### YOUR GOAL
No pictures go in the copy; everything else in the records below must be output exactly.

### DATA
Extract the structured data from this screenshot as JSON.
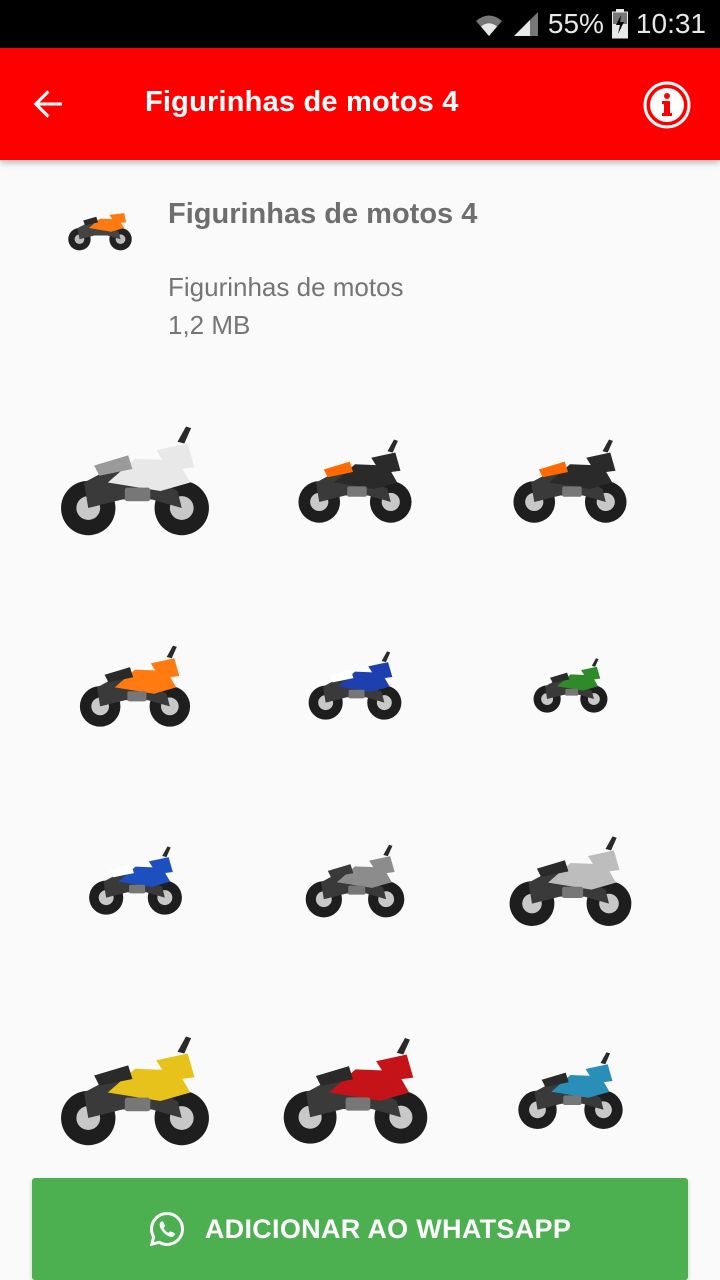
{
  "status_bar": {
    "battery_percent": "55%",
    "time": "10:31",
    "icons": [
      "wifi-icon",
      "signal-icon",
      "battery-charging-icon"
    ]
  },
  "app_bar": {
    "title": "Figurinhas de motos 4",
    "back_icon": "arrow-left-icon",
    "info_icon": "info-icon",
    "background": "#ff0000"
  },
  "pack": {
    "name": "Figurinhas de motos 4",
    "publisher": "Figurinhas de motos",
    "size": "1,2 MB"
  },
  "stickers": [
    {
      "icon": "motorcycle-sticker",
      "body": "#e8e8e8",
      "accent": "#9a9a9a"
    },
    {
      "icon": "motorcycle-sticker",
      "body": "#2a2a2a",
      "accent": "#ff6a00"
    },
    {
      "icon": "motorcycle-sticker",
      "body": "#2a2a2a",
      "accent": "#ff6a00"
    },
    {
      "icon": "motorcycle-sticker",
      "body": "#ff7a10",
      "accent": "#2a2a2a"
    },
    {
      "icon": "motorcycle-sticker",
      "body": "#1e3fb0",
      "accent": "#ffffff"
    },
    {
      "icon": "motorcycle-sticker",
      "body": "#2f8a2a",
      "accent": "#2a2a2a"
    },
    {
      "icon": "motorcycle-sticker",
      "body": "#1e4fc0",
      "accent": "#ffffff"
    },
    {
      "icon": "motorcycle-sticker",
      "body": "#8c8c8c",
      "accent": "#3a3a3a"
    },
    {
      "icon": "motorcycle-sticker",
      "body": "#bdbdbd",
      "accent": "#2a2a2a"
    },
    {
      "icon": "motorcycle-sticker",
      "body": "#e6c21a",
      "accent": "#2a2a2a"
    },
    {
      "icon": "motorcycle-sticker",
      "body": "#c4141a",
      "accent": "#2a2a2a"
    },
    {
      "icon": "motorcycle-sticker",
      "body": "#2a8fb8",
      "accent": "#2a2a2a"
    }
  ],
  "add_button": {
    "label": "ADICIONAR AO WHATSAPP",
    "icon": "whatsapp-icon",
    "background": "#4caf50"
  }
}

### SOLVED PROBLEM
Extract the structured data from this screenshot as JSON.
{
  "status_bar": {
    "battery_percent": "55%",
    "time": "10:31",
    "icons": [
      "wifi-icon",
      "signal-icon",
      "battery-charging-icon"
    ]
  },
  "app_bar": {
    "title": "Figurinhas de motos 4",
    "back_icon": "arrow-left-icon",
    "info_icon": "info-icon",
    "background": "#ff0000"
  },
  "pack": {
    "name": "Figurinhas de motos 4",
    "publisher": "Figurinhas de motos",
    "size": "1,2 MB"
  },
  "stickers": [
    {
      "icon": "motorcycle-sticker",
      "body": "#e8e8e8",
      "accent": "#9a9a9a"
    },
    {
      "icon": "motorcycle-sticker",
      "body": "#2a2a2a",
      "accent": "#ff6a00"
    },
    {
      "icon": "motorcycle-sticker",
      "body": "#2a2a2a",
      "accent": "#ff6a00"
    },
    {
      "icon": "motorcycle-sticker",
      "body": "#ff7a10",
      "accent": "#2a2a2a"
    },
    {
      "icon": "motorcycle-sticker",
      "body": "#1e3fb0",
      "accent": "#ffffff"
    },
    {
      "icon": "motorcycle-sticker",
      "body": "#2f8a2a",
      "accent": "#2a2a2a"
    },
    {
      "icon": "motorcycle-sticker",
      "body": "#1e4fc0",
      "accent": "#ffffff"
    },
    {
      "icon": "motorcycle-sticker",
      "body": "#8c8c8c",
      "accent": "#3a3a3a"
    },
    {
      "icon": "motorcycle-sticker",
      "body": "#bdbdbd",
      "accent": "#2a2a2a"
    },
    {
      "icon": "motorcycle-sticker",
      "body": "#e6c21a",
      "accent": "#2a2a2a"
    },
    {
      "icon": "motorcycle-sticker",
      "body": "#c4141a",
      "accent": "#2a2a2a"
    },
    {
      "icon": "motorcycle-sticker",
      "body": "#2a8fb8",
      "accent": "#2a2a2a"
    }
  ],
  "add_button": {
    "label": "ADICIONAR AO WHATSAPP",
    "icon": "whatsapp-icon",
    "background": "#4caf50"
  }
}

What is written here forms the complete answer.